What to do: Leave out the pictures and return every entry exactly as it appears.

[Component data from apps and pages]
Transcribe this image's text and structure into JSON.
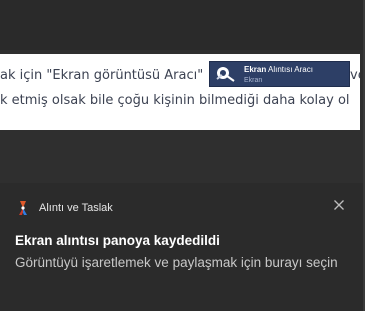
{
  "background_page": {
    "line1": "ak için \"Ekran görüntüsü Aracı\"",
    "line1_tail": "ve",
    "line2": "k etmiş olsak bile çoğu kişinin bilmediği daha kolay ol",
    "inline_screenshot": {
      "title_bold": "Ekran",
      "title_rest": " Alıntısı Aracı",
      "sub": "Ekran"
    }
  },
  "notification": {
    "app_name": "Alıntı ve Taslak",
    "title": "Ekran alıntısı panoya kaydedildi",
    "body": "Görüntüyü işaretlemek ve paylaşmak için burayı seçin",
    "icons": {
      "app": "snip-and-sketch-icon",
      "close": "close-icon"
    }
  },
  "colors": {
    "toast_bg": "#2b2b2b",
    "title": "#ffffff",
    "body": "#c8c8c8"
  }
}
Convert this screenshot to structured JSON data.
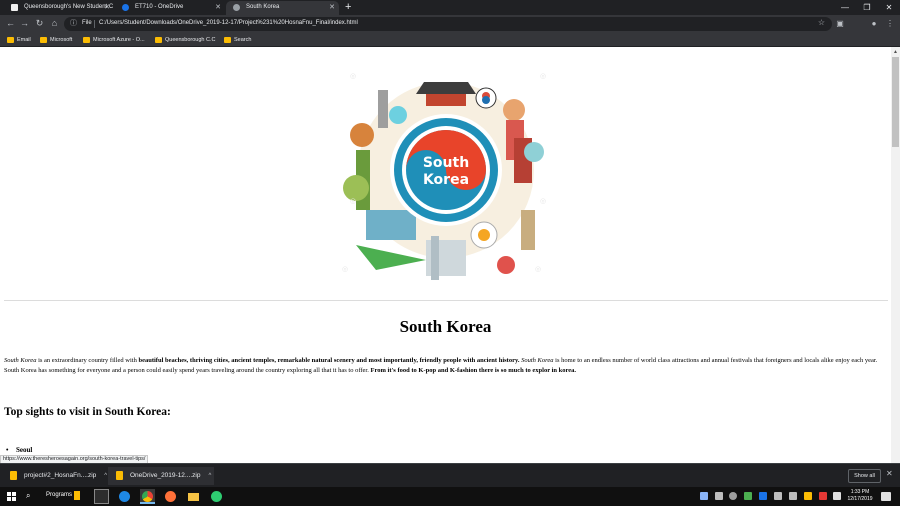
{
  "browser": {
    "tabs": [
      {
        "title": "Queensborough's New Student C",
        "active": false,
        "favicon_color": "#f0f0f0"
      },
      {
        "title": "ET710 - OneDrive",
        "active": false,
        "favicon_color": "#1a73e8"
      },
      {
        "title": "South Korea",
        "active": true,
        "favicon_color": "#9aa0a6"
      }
    ],
    "new_tab": "+",
    "url_scheme": "File",
    "url": "C:/Users/Student/Downloads/OneDrive_2019-12-17/Project%231%20HosnaFnu_Final/index.html",
    "bookmarks": [
      "Email",
      "Microsoft",
      "Microsoft Azure - O...",
      "Queensborough C.C",
      "Search"
    ]
  },
  "page": {
    "hero_logo_line1": "South",
    "hero_logo_line2": "Korea",
    "heading": "South Korea",
    "intro": {
      "p1_italic": "South Korea",
      "p2": " is an extraordinary country filled with ",
      "p3_bold": "beautiful beaches, thriving cities, ancient temples, remarkable natural scenery and most importantly, friendly people with ancient history.",
      "p4": " ",
      "p5_italic": "South Korea",
      "p6": " is home to an endless number of world class attractions and annual festivals that foreigners and locals alike enjoy each year. South Korea has something for everyone and a person could easily spend years traveling around the country exploring all that it has to offer. ",
      "p7_bold": "From it's food to K-pop and K-fashion there is so much to explor in korea."
    },
    "subheading": "Top sights to visit in South Korea:",
    "list": [
      "Seoul"
    ],
    "status_url": "https://www.theresheroesagain.org/south-korea-travel-tips/"
  },
  "downloads": {
    "items": [
      "project#2_HosnaFn....zip",
      "OneDrive_2019-12....zip"
    ],
    "show_all": "Show all"
  },
  "taskbar": {
    "search_label": "Programs",
    "time": "1:33 PM",
    "date": "12/17/2019"
  },
  "colors": {
    "accent_red": "#e8442a",
    "accent_teal": "#1f8fb8",
    "folder": "#fbbc04"
  }
}
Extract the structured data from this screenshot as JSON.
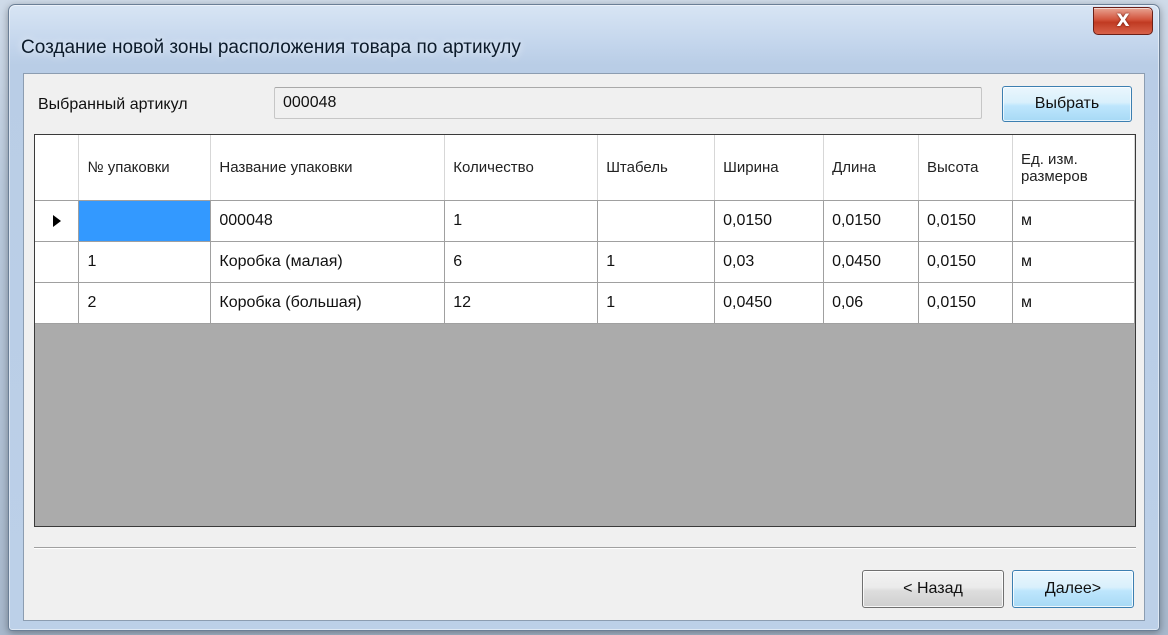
{
  "window": {
    "title": "Создание новой зоны расположения товара по артикулу",
    "close_glyph": "X"
  },
  "article": {
    "label": "Выбранный артикул",
    "value": "000048",
    "select_button": "Выбрать"
  },
  "grid": {
    "columns": [
      "№ упаковки",
      "Название упаковки",
      "Количество",
      "Штабель",
      "Ширина",
      "Длина",
      "Высота",
      "Ед. изм. размеров"
    ],
    "rows": [
      [
        "",
        "000048",
        "1",
        "",
        "0,0150",
        "0,0150",
        "0,0150",
        "м"
      ],
      [
        "1",
        "Коробка (малая)",
        "6",
        "1",
        "0,03",
        "0,0450",
        "0,0150",
        "м"
      ],
      [
        "2",
        "Коробка (большая)",
        "12",
        "1",
        "0,0450",
        "0,06",
        "0,0150",
        "м"
      ]
    ],
    "current_row": 0,
    "selected_cell_color": "#3399ff",
    "empty_area_color": "#ababab"
  },
  "footer": {
    "back_button": "< Назад",
    "next_button": "Далее>"
  },
  "colors": {
    "close_button": "#d2533b",
    "accent_button": "#bee6fd"
  }
}
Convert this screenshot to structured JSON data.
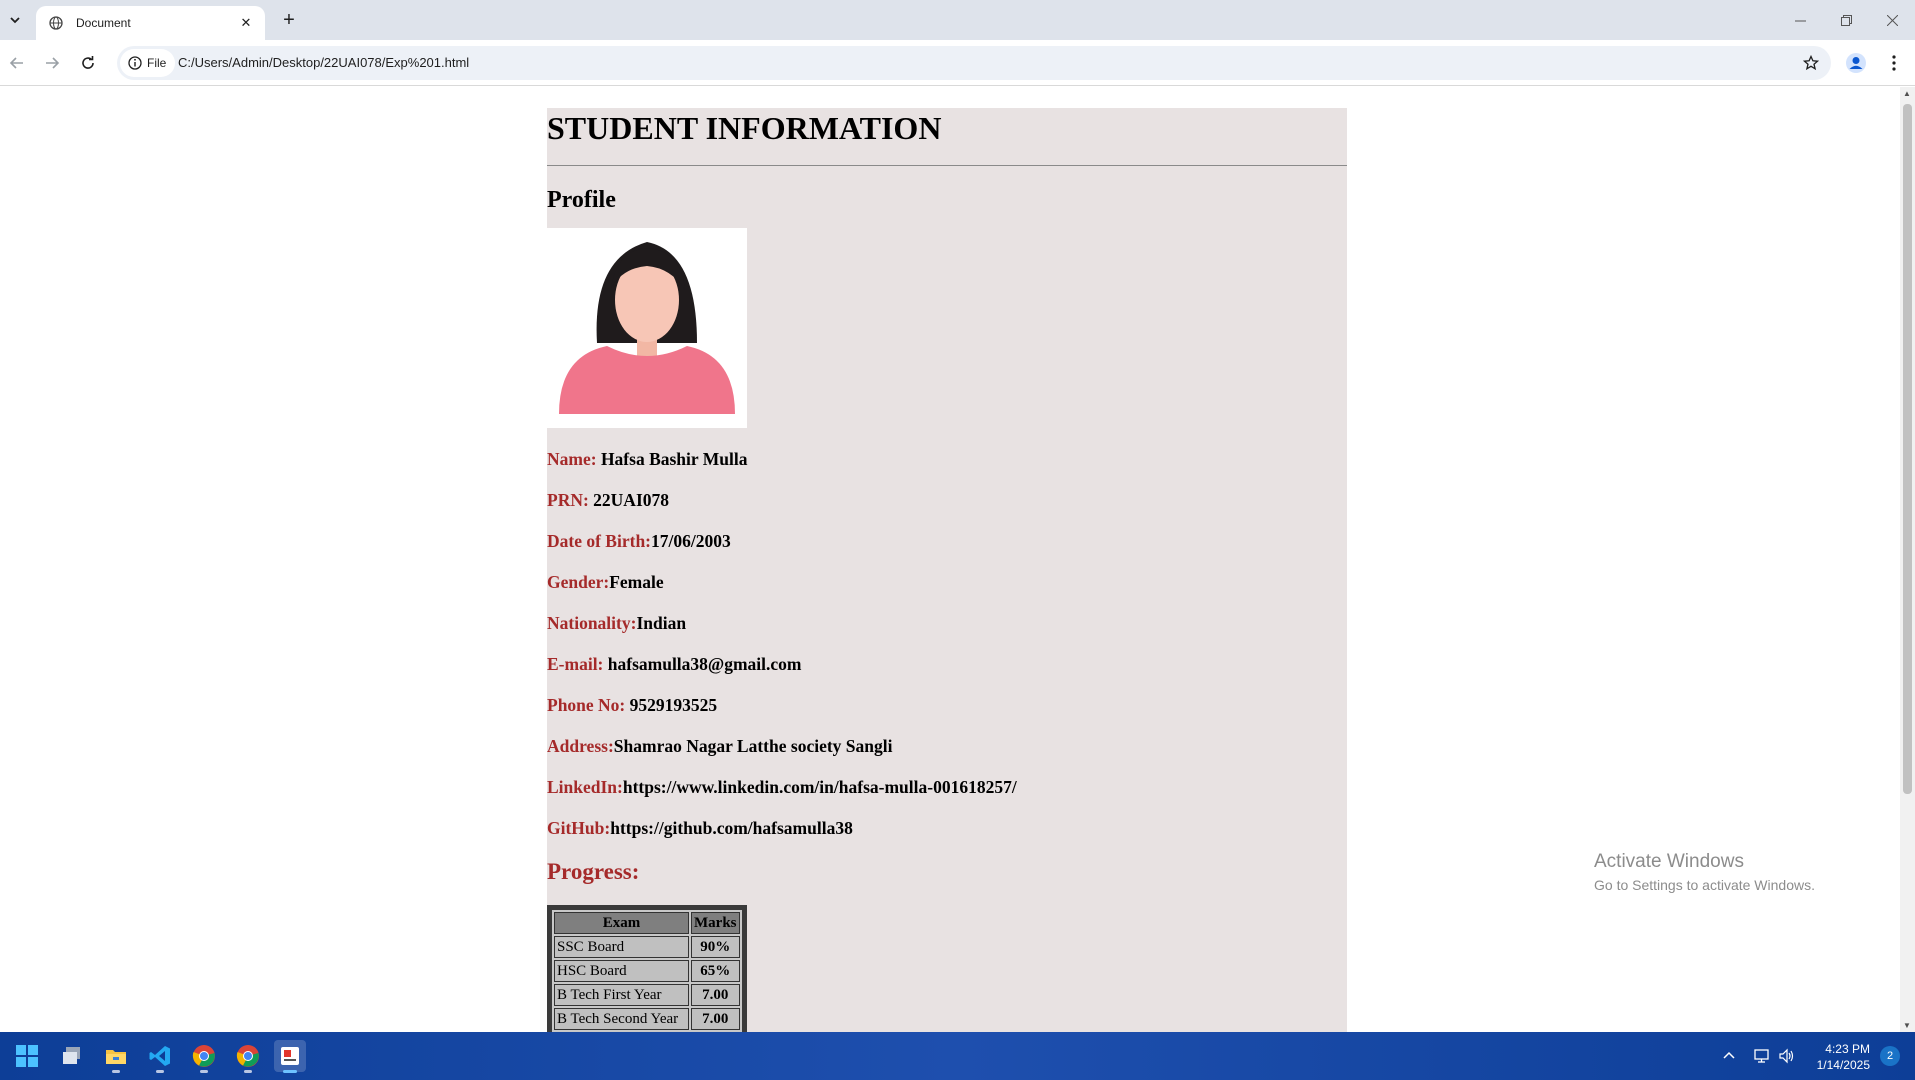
{
  "browser": {
    "tab_title": "Document",
    "address_chip": "File",
    "url": "C:/Users/Admin/Desktop/22UAI078/Exp%201.html"
  },
  "page": {
    "heading": "STUDENT INFORMATION",
    "profile_heading": "Profile",
    "fields": [
      {
        "label": "Name:",
        "value": " Hafsa Bashir Mulla"
      },
      {
        "label": "PRN:",
        "value": " 22UAI078"
      },
      {
        "label": "Date of Birth:",
        "value": "17/06/2003"
      },
      {
        "label": "Gender:",
        "value": "Female"
      },
      {
        "label": "Nationality:",
        "value": "Indian"
      },
      {
        "label": "E-mail:",
        "value": " hafsamulla38@gmail.com"
      },
      {
        "label": "Phone No:",
        "value": " 9529193525"
      },
      {
        "label": "Address:",
        "value": "Shamrao Nagar Latthe society Sangli"
      },
      {
        "label": "LinkedIn:",
        "value": "https://www.linkedin.com/in/hafsa-mulla-001618257/"
      },
      {
        "label": "GitHub:",
        "value": "https://github.com/hafsamulla38"
      }
    ],
    "progress_heading": "Progress:",
    "table": {
      "headers": [
        "Exam",
        "Marks"
      ],
      "rows": [
        [
          "SSC Board",
          "90%"
        ],
        [
          "HSC Board",
          "65%"
        ],
        [
          "B Tech First Year",
          "7.00"
        ],
        [
          "B Tech Second Year",
          "7.00"
        ]
      ]
    }
  },
  "watermark": {
    "line1": "Activate Windows",
    "line2": "Go to Settings to activate Windows."
  },
  "taskbar": {
    "time": "4:23 PM",
    "date": "1/14/2025",
    "notification_count": "2"
  },
  "colors": {
    "label": "#a52a2a",
    "page_bg": "#e8e2e2",
    "taskbar": "#1e4fae"
  }
}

Your solution:
Transcribe this image's text and structure into JSON.
{
  "background_page": {
    "line1": "ak için \"Ekran görüntüsü Aracı\"",
    "line1_tail": "ve",
    "line2": "k etmiş olsak bile çoğu kişinin bilmediği daha kolay ol",
    "inline_screenshot": {
      "title_bold": "Ekran",
      "title_rest": " Alıntısı Aracı",
      "sub": "Ekran"
    }
  },
  "notification": {
    "app_name": "Alıntı ve Taslak",
    "title": "Ekran alıntısı panoya kaydedildi",
    "body": "Görüntüyü işaretlemek ve paylaşmak için burayı seçin",
    "icons": {
      "app": "snip-and-sketch-icon",
      "close": "close-icon"
    }
  },
  "colors": {
    "toast_bg": "#2b2b2b",
    "title": "#ffffff",
    "body": "#c8c8c8"
  }
}
Convert this screenshot to structured JSON data.
{
  "browser": {
    "tabs": [
      {
        "title": "Queensborough's New Student C",
        "active": false,
        "favicon_color": "#f0f0f0"
      },
      {
        "title": "ET710 - OneDrive",
        "active": false,
        "favicon_color": "#1a73e8"
      },
      {
        "title": "South Korea",
        "active": true,
        "favicon_color": "#9aa0a6"
      }
    ],
    "new_tab": "+",
    "url_scheme": "File",
    "url": "C:/Users/Student/Downloads/OneDrive_2019-12-17/Project%231%20HosnaFnu_Final/index.html",
    "bookmarks": [
      "Email",
      "Microsoft",
      "Microsoft Azure - O...",
      "Queensborough C.C",
      "Search"
    ]
  },
  "page": {
    "hero_logo_line1": "South",
    "hero_logo_line2": "Korea",
    "heading": "South Korea",
    "intro": {
      "p1_italic": "South Korea",
      "p2": " is an extraordinary country filled with ",
      "p3_bold": "beautiful beaches, thriving cities, ancient temples, remarkable natural scenery and most importantly, friendly people with ancient history.",
      "p4": " ",
      "p5_italic": "South Korea",
      "p6": " is home to an endless number of world class attractions and annual festivals that foreigners and locals alike enjoy each year. South Korea has something for everyone and a person could easily spend years traveling around the country exploring all that it has to offer. ",
      "p7_bold": "From it's food to K-pop and K-fashion there is so much to explor in korea."
    },
    "subheading": "Top sights to visit in South Korea:",
    "list": [
      "Seoul"
    ],
    "status_url": "https://www.theresheroesagain.org/south-korea-travel-tips/"
  },
  "downloads": {
    "items": [
      "project#2_HosnaFn....zip",
      "OneDrive_2019-12....zip"
    ],
    "show_all": "Show all"
  },
  "taskbar": {
    "search_label": "Programs",
    "time": "1:33 PM",
    "date": "12/17/2019"
  },
  "colors": {
    "accent_red": "#e8442a",
    "accent_teal": "#1f8fb8",
    "folder": "#fbbc04"
  }
}
Extract the structured data from this screenshot as JSON.
{
  "window": {
    "title": "Создание новой зоны расположения товара по артикулу",
    "close_glyph": "X"
  },
  "article": {
    "label": "Выбранный артикул",
    "value": "000048",
    "select_button": "Выбрать"
  },
  "grid": {
    "columns": [
      "№ упаковки",
      "Название упаковки",
      "Количество",
      "Штабель",
      "Ширина",
      "Длина",
      "Высота",
      "Ед. изм. размеров"
    ],
    "rows": [
      [
        "",
        "000048",
        "1",
        "",
        "0,0150",
        "0,0150",
        "0,0150",
        "м"
      ],
      [
        "1",
        "Коробка (малая)",
        "6",
        "1",
        "0,03",
        "0,0450",
        "0,0150",
        "м"
      ],
      [
        "2",
        "Коробка (большая)",
        "12",
        "1",
        "0,0450",
        "0,06",
        "0,0150",
        "м"
      ]
    ],
    "current_row": 0,
    "selected_cell_color": "#3399ff",
    "empty_area_color": "#ababab"
  },
  "footer": {
    "back_button": "< Назад",
    "next_button": "Далее>"
  },
  "colors": {
    "close_button": "#d2533b",
    "accent_button": "#bee6fd"
  }
}
Convert this screenshot to structured JSON data.
{
  "browser": {
    "tab_title": "Document",
    "address_chip": "File",
    "url": "C:/Users/Admin/Desktop/22UAI078/Exp%201.html"
  },
  "page": {
    "heading": "STUDENT INFORMATION",
    "profile_heading": "Profile",
    "fields": [
      {
        "label": "Name:",
        "value": " Hafsa Bashir Mulla"
      },
      {
        "label": "PRN:",
        "value": " 22UAI078"
      },
      {
        "label": "Date of Birth:",
        "value": "17/06/2003"
      },
      {
        "label": "Gender:",
        "value": "Female"
      },
      {
        "label": "Nationality:",
        "value": "Indian"
      },
      {
        "label": "E-mail:",
        "value": " hafsamulla38@gmail.com"
      },
      {
        "label": "Phone No:",
        "value": " 9529193525"
      },
      {
        "label": "Address:",
        "value": "Shamrao Nagar Latthe society Sangli"
      },
      {
        "label": "LinkedIn:",
        "value": "https://www.linkedin.com/in/hafsa-mulla-001618257/"
      },
      {
        "label": "GitHub:",
        "value": "https://github.com/hafsamulla38"
      }
    ],
    "progress_heading": "Progress:",
    "table": {
      "headers": [
        "Exam",
        "Marks"
      ],
      "rows": [
        [
          "SSC Board",
          "90%"
        ],
        [
          "HSC Board",
          "65%"
        ],
        [
          "B Tech First Year",
          "7.00"
        ],
        [
          "B Tech Second Year",
          "7.00"
        ]
      ]
    }
  },
  "watermark": {
    "line1": "Activate Windows",
    "line2": "Go to Settings to activate Windows."
  },
  "taskbar": {
    "time": "4:23 PM",
    "date": "1/14/2025",
    "notification_count": "2"
  },
  "colors": {
    "label": "#a52a2a",
    "page_bg": "#e8e2e2",
    "taskbar": "#1e4fae"
  }
}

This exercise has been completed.